Parkrun director quits as CEO tries to ‘turn heat down’ on trans records row

Parkrun faces a major backlash over its decision to scrap all-time records, with one event director resigning on Thursday night and the organisation’s chief executive calling for less “heat” in the transgender debate.

An online poll of Parkrunners found that more than 80 per cent disapproved of the sudden disappearance of gender, age and course records from the websites of every Parkrun and Junior Parkrun around the world.

Russ Jefferys, the chief executive of Parkrun, is adamant that the decision was not influenced by an ongoing campaign to make participants declare their sex at birth after it was reported that at least three female records – which are among those now removed – were set by transgender women.

Parkrun was accused by former Olympic swimmer and BBC presenter Sharron Davies of “sex discrimination” and taking a “cowardly” position but Parkrun have long maintained that their primary function is working as a public health charity rather than facilitating competition.

“I think we need to be careful about making serious accusations – sadly there is just a lot of anger and emotion in this conversation,” said Jefferys. “I know that is not helped by how these things play out on social media especially. I think we would all benefit from just turning the heat down and remembering that, in the end, Parkrun is a free, fun community event and a great way to start the weekend.”

‘If the records offend you, don’t look at them’

There is huge unrest within the Parkrun community, however, over this week’s decision. Mick Anglim, who was the Parkrun event director at Brockenhurst, announced his departure on Facebook on Thursday night. “In response to HQ’s new ‘inclusive’ policy I’ve just resigned as Brockenhurst Event Director,” he wrote.

The Facebook page ‘Parkrun Statsgeek Group’ has more than 13,000 members and launched an online poll in response to Thursday’s news.

Of more than 2,000 responses by Friday morning, 83 per cent had indicated their disagreement against fewer than 10 per cent who were in agreement with the new policy.

“The most disappointing news I’ve heard in a very long time,” wrote Christian Dyer. “Why not stop times altogether and see how quickly parkrun participation evaporates in a matter of weeks?! Tamper with the magic formula and the phenomenon that is parkrun will be no more. Why would parkrun wish to take away features adored by the vast majority to please a tiny – if that – minority?! It’s simply absurd and very sad.”

Nat Konners said that she had an “80-year-old friend who is motivated by going out to see if they can get the age record at different parkruns” and that they would probably now lose motivation. “How’s that fair? Seriously if the records etc personally offend you… don’t look at them,” she said.

Paul Curtayne questioned whether people would really be put off, as has been suggested by Parkrun, by the now-removed tab of records and “drill-down stats” that was previously on their websites. “It’s obviously nonsense,” he said. “I know many runners who run 40-50 minutes and are not remotely worried that there are faster people. I mean, it’s pretty patronising to suggest that.”

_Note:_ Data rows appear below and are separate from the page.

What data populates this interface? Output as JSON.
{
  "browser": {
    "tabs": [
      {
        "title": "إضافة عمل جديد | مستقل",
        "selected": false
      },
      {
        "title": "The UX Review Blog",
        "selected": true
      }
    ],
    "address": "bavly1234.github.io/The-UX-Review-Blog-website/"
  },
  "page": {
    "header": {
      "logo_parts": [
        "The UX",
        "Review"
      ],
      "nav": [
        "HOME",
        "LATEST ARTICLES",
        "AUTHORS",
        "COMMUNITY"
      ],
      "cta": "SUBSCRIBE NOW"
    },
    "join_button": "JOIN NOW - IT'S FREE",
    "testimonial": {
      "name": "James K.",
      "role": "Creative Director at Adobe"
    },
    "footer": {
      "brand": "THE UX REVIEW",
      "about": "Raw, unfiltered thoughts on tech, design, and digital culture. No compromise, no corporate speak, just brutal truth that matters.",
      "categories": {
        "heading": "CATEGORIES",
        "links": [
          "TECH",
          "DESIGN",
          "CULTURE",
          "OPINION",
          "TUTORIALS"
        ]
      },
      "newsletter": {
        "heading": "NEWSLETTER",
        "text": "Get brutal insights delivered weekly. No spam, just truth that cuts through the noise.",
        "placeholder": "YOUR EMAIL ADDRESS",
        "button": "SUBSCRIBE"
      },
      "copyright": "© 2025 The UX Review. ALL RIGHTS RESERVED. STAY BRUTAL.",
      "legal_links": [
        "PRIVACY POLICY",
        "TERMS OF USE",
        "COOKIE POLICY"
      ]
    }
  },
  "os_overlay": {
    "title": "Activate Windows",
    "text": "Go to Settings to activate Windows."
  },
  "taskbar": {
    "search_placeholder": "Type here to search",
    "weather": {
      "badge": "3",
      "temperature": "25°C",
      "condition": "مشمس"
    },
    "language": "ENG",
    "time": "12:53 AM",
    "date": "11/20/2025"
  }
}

‘Not a competitive athletic event’

World Athletics, along with domestic running governing bodies, have moved to protect natal girls and women in female categories over the past year by banning transgender women. Campaigners had wanted a “sex at birth” category in Parkrun but organisers refused, saying that it was first and foremost a community event and have continued to let people self-select their gender. There was concern that transgender people, whose transition might be entirely private, would stop attending if a ‘sex at birth’ category was mandated.

Speaking on BBC 5Live, Jefferys, who is the Parkrun chief executive, said: “I think there has been a bit of misinformation since we made the changes we are making. Parkrun is in its 20th year and of course it did start as a time-trial back in 2004 but it has clearly evolved to where we are today and that is a health charity with now more than 2,500 free community events around the world.”

Asked if he had any evidence that records on a Parkrun website were off-putting to new entrants, or whether there had been any complaints, Jefferys said: “Not so much complaints but we did conduct regular surveys and we know that one of the biggest barriers that people tell us to participation is the misperception that Parkrun is a race. We constantly look at new ways to address those concerns.

“I think the criticism we faced from the Women’s Rights Network and others is down to a misunderstanding of what Parkrun is. It is not a race. It is not a competitive athletic event.”